Based on the limited stolen glances I had of the game, it was a good night to be one of the 4,846 folks at Ludwig.  The game was tight, but Maryland kept its composure throughout.  The one-nil victory over the Wahoos was well-deserved.  It is just flat-out fun to watch Sunny Jane go.  He is kind of good.  Dan Metzger and John Stertzer were also very impressive tonight.  

For their part, Virginia never backed down.  The Cavaliers did not create a lot of offensive opportunities, but they still managed to absorb wave after wave after wave of rapid assaults.  Georgetown Prep alum and DC United Academy veteran Marcus Salandy-Defour, a true freshman, acquitted himself well for Virginia.  In fact, for a very young team -- five of the starting eleven were freshmen, four were sophomores and all three subs used were underclassmen -- they did not make many damaging mistakes.  

The only notably poor performance tonight came from the referee, Shane Moody.  I am no saint in the stands.  I have developed the terrible habit of screaming in frustration at poor calls made by refs.  But I have also refereed youth soccer games and blown numerous calls, so I rarely make note of any particular performance.  I have never actually bothered to learn the name of any referee from a college game prior to this evening.  But Mr. Moody, who has, I think, experience in the MLS and in the U.S. Open Cup, went way, way, way over the top in making a spectacle of his control of the match.  Moody did not render any notable bad decisions, but he did loudly convey disdain for Coach Cirovski's protests regarding some questionable offside flags raised by his assistant before theatrically flourishing a yellow card to the Maryland bench for complaining about a foul call.  In the stadium, Moody's exaggerated gesticulations looked ridiculous and seemed more a performance for the cameras than the game.

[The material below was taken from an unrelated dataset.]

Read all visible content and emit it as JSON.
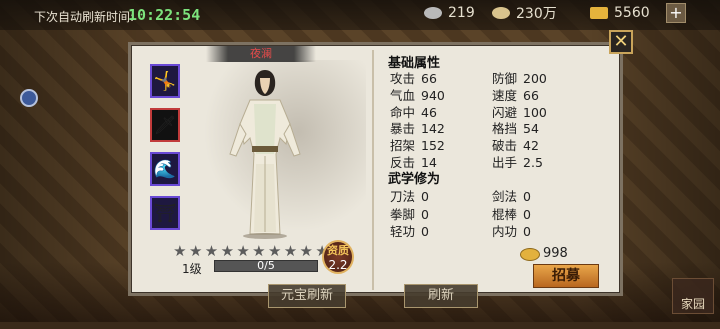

But that is only a very mild quibble for what was otherwise another great night of Maryland soccer.

Not every Maryland athlete was represented at Ludwig.  The women's basketball team was at the movies and, before leaving, were stopped by a little girl and her family who are eager for the season to start.